The forthcoming 2023 UN High-Level Meeting on UHC will be a critical moment for civil society to present data and evidence on progress towards UHC implementation, ensuring data is fully disaggregated to identify those left behind. In the meantime, Voluntary National Reviews and shadow reports are a crucial way to participate at the UN level, while at the national level, communities can participate in Joint Assessment of National Health Strategy processes.
Advocacy & Community Mobilization
There are many layers to UHC advocacy—from endorsing the concept of UHC and pushing for true universal access to health for all—to calling for increased health budgets and holding governments to account for their promises. All too often, UHC is seen as a technical and abstract concept and not a grassroots movement.
Above all, UHC is a political cause. For that reason, mobilizing citizens to use the power of their vote at the ballot box should not be overlooked. Raising broad public awareness of government responsibility in this area after decades of health spending neglect must be a vital component of civil society action in this area.
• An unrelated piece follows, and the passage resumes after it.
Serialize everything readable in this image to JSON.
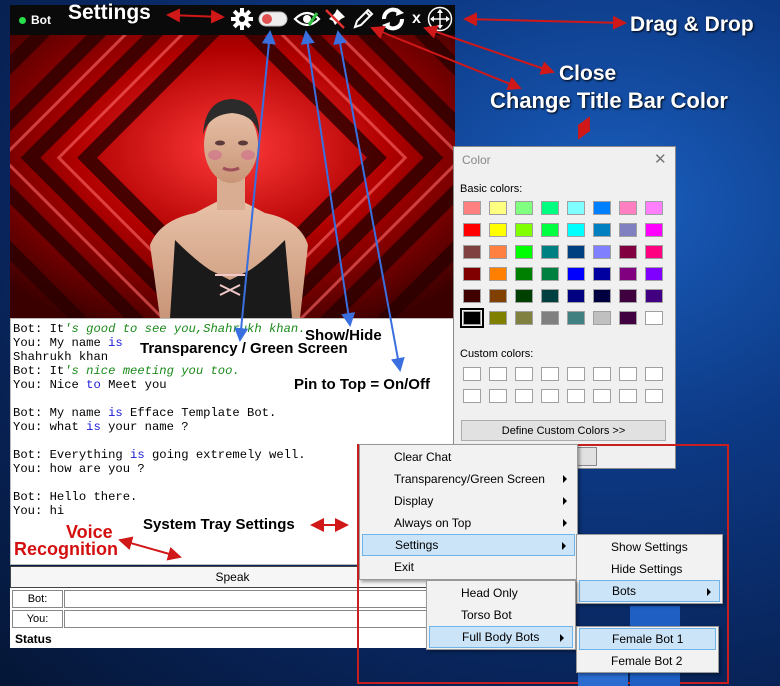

This can be achieved through broad coalitions of diverse movements in many social sectors.
The National Health Assembly (NHA) in Thailand demonstrates how civil society, researchers and Government (the triangle) can work together to address the challenges of UHC design and implementation (the mountain). Founded in 2008, the core principle of the NHA is...
Over the past few years, civil society in Burkina Faso has been increasingly vocal about the need for better social protection and the removal of user fees for the poorest and most vulnerable. In 2015, the Ministry of Health (MoH) created a multi-stakeholder...